Somewhere on the top of your current battery you should be able to find a number followed by CCA. This is your battery rating, CCA stands for cold cranking amps and this is one area where bigger is better. If you are looking at replacing the battery then this number should be at least 500CCA or better, keeping in mind that it will have to fit in the battery box. Measure the width, length and height of the current battery and take these measurements with you as well as the current CCA when you go to buy a new battery. If your car has a lot of electrically powered options you should be looking for 750+ CCA. If, for some reason, you can't locate this number, then the auto parts store should be able to find it in their reference books. Hope this helps.

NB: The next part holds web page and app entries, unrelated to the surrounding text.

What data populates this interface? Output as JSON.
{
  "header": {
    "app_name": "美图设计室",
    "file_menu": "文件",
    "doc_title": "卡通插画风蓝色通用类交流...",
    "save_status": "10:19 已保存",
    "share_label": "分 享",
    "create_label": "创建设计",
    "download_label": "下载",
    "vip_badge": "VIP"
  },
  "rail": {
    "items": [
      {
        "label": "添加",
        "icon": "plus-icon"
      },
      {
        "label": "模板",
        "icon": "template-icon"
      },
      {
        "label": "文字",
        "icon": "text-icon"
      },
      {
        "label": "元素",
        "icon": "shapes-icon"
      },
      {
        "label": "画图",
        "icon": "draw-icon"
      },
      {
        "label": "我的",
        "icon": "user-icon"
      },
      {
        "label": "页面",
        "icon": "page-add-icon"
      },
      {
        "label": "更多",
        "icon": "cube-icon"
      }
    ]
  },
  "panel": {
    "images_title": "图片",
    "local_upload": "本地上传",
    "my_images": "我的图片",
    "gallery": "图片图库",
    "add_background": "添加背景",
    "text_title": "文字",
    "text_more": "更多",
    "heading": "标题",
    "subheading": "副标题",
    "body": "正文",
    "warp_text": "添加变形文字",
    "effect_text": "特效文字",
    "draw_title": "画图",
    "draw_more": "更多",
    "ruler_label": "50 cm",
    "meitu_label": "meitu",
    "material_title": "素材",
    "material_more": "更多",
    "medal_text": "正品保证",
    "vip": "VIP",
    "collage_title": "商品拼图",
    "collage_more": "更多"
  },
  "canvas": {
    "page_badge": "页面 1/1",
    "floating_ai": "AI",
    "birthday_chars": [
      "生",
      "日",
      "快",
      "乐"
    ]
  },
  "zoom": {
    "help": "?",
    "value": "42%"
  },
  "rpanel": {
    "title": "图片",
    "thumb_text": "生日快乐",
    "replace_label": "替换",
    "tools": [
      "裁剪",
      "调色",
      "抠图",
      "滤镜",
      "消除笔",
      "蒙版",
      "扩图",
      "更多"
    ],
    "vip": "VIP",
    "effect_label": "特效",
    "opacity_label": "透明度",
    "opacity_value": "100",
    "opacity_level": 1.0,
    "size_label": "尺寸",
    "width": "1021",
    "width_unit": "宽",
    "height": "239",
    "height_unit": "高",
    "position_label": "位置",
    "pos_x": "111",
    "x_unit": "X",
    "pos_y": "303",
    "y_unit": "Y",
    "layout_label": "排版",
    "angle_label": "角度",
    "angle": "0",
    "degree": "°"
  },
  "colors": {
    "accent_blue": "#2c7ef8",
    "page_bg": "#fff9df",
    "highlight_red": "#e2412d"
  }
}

Hello, you are wantng to know if you have the right size battery for your vehicle. It sounds as if your battery may not have enough cold crank amps in it to support your vehicle, or either the battery you have has a bad cell. Your local auto supply store should be able to help determine if the battery is bad. It may also have just a surface charge and need to be charged on a trickle charger overnight or either there may be a parasitic draw on your battery beside the lights, but before going through a bunch of different test check your battery condition, then manufacturer specs, then battery cranking amps to manufacturer specs. I would say about a 800 cca battery at least.